Dozens of farmers from the state of Baja California set up camp yesterday in the car park of the International Boundary and Water Commission (IBWC) in the capital of Mexicali to protest against a federal government plan to sell water to the United States.
The farmers say they were not consulted about a plan that would see 300 million cubic meters of water head across the border. The government says that the money it receives from the sale of the water will be spent on agricultural infrastructure, but the farmers remain opposed.
When Mexicali IBWC representative Francisco Bernal arrived to speak with the latter, they urged him not to sign the agreement but no agreement was reached.
Farmers’ leader Rigoberto Campos said the amount of water the government is planning to send north will have a significant impact on agriculture in the Mexicali Valley.
The amount available for irrigation will be reduced, he said, claiming as well that the way in which the deal was made was unfair.
He described it as a water sale from Mexico to the U.S. that for the first time was going to change the 1944 water treaty.
Campos also said the U.S. was likely to profit from the sale.
“They are offering US $137.50 per acre-foot of water when they will resell it to San Diego, California, probably for commercial use, at US $1,500 per acre-foot.”
Another farmer who participated in the occupation of the IBWC facilities said the amount of water he received had already been reduced in 2003 by 15 liters per hectare and now they wanted to take another five.
“I’m here because my alfalfa is drying out. They’re not giving me water because there isn’t any,” Sergio Chávez said.

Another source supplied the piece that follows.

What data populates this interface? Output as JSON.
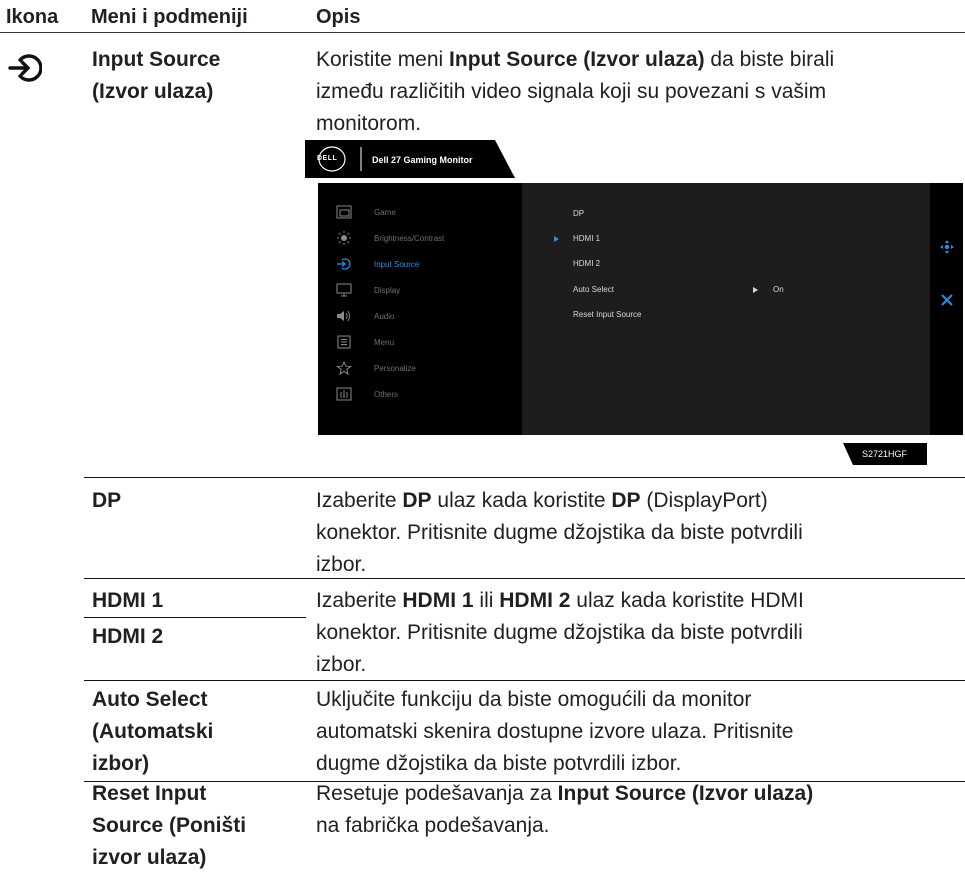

He added that the proposed infrastructure to be funded by the water sale would be worthless if there wasn’t enough water.
“I ask them, where’s the water?”
Source: Reforma (sp)